It’s also smart to avoid stuffing your CBD guest posts with a ton of links. You should include one, maybe two links to your website. And 2-3 additional links to authoritative sources on the topic you’re writing about. Just make sure you’re not including links to any blogs run by your competitors.
If you’re looking for good sources to link to your CBD article, Healthline is a good place to start. Just run an “intitle:cbd” search on that site using the method explained in the last step.
That site is hit-and-miss in terms of quality, but they always include their sources, which can give you plenty to work with.
The FDA website is also a great source for quotes and facts related to CBD. Especially when writing about the business side of things.
Step #10 – Send the content
Once your guest post has been written, edited, revised, and proofread, all that’s left is sending it to your contact on the webmaster’s team. Then it’ll either get published as-is or they’ll ask for changes to fit their guidelines.
Either way, you’ll eventually get your content approved. And then your job will be mostly done. You just need to make sure the article goes live when promised. And you’ll need to check the final product to make sure the link was included. It’s also good to check if there is anything wrong with the published article.
Mistakes happen. Sometimes links get removed by the webmaster’s team without warning. Or someone may end up publishing the wrong version of the content. The sooner you catch a mistake like that, the easier it’ll be to get the website’s team to fix the issue.
If you’re happy with the final result, then you’re done. All that’s left to do is sit back, wait, and watch the new link get indexed and start affecting your page’s rankings. Mission accomplished.
Do you see why so many businesses choose to outsource outreach? This process difficult, time-consuming, and frustrating even at the best of times. On top of that, many big publications won’t even accept pitches from individuals without an agency. Conversion rates are low in general, and even lower when trying to secure CBD guest posts.
Meanwhile, you can place an order from our site list in as little as 5 minutes. Or you can set up a Monthly Mix campaign. Then you will get several powerful backlinks in the CBD niche every month for as long as you’d like. All without needing to dedicate several work hours towards outreach every month. The Monthly Mix has been designed to be CBD-friendly; we’ve built relationships with plenty of sites that accept CBD guest posts.

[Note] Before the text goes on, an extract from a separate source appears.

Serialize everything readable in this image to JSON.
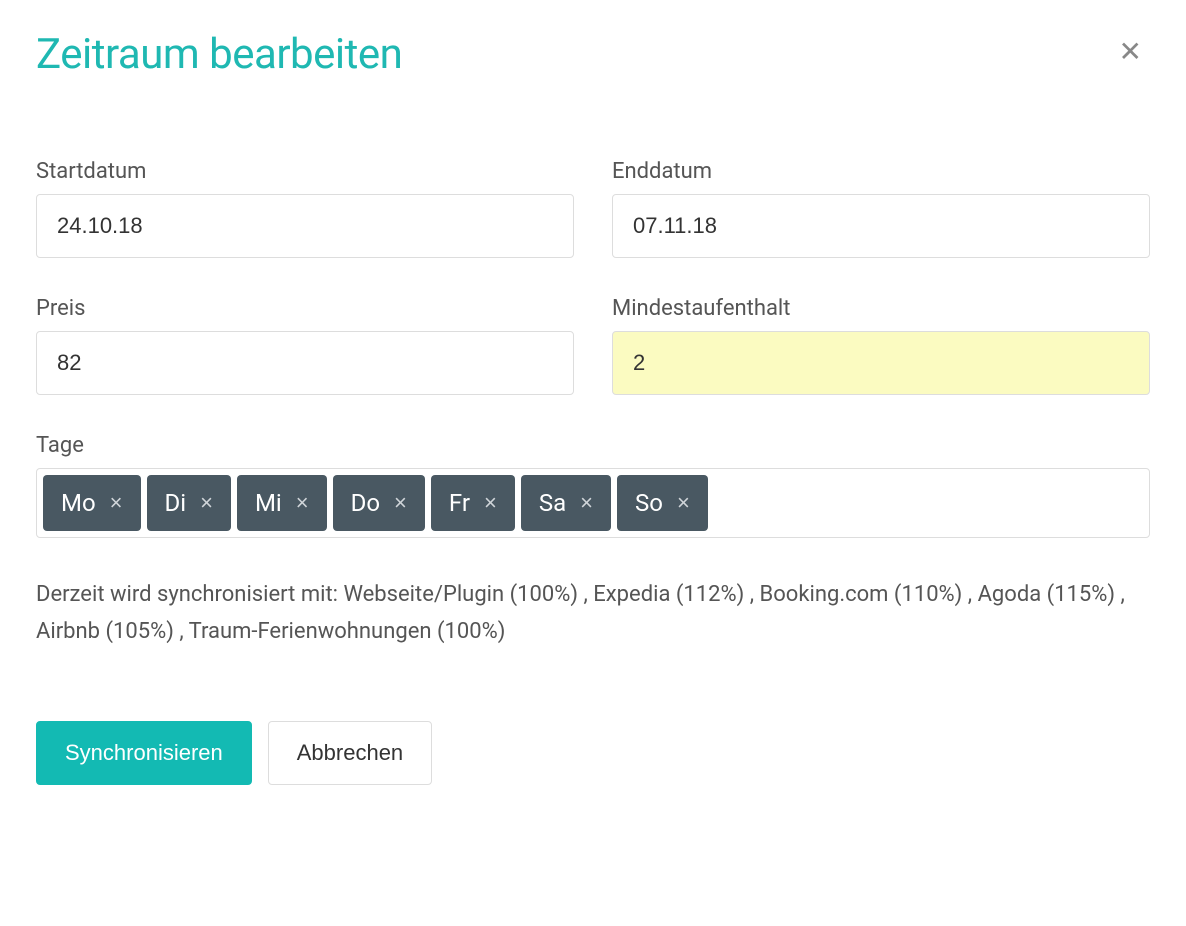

But the important takeaway here is that working with an agency isn’t the *only* way to get powerful backlinks. Nor are both approaches mutually exclusive.
You can combine manual outreach and a professional outreach campaign from a big team like ours into one big SEO push. If done correctly and paired with a good content marketing campaign (blog posts, social media posts, etc.) the results can be staggering.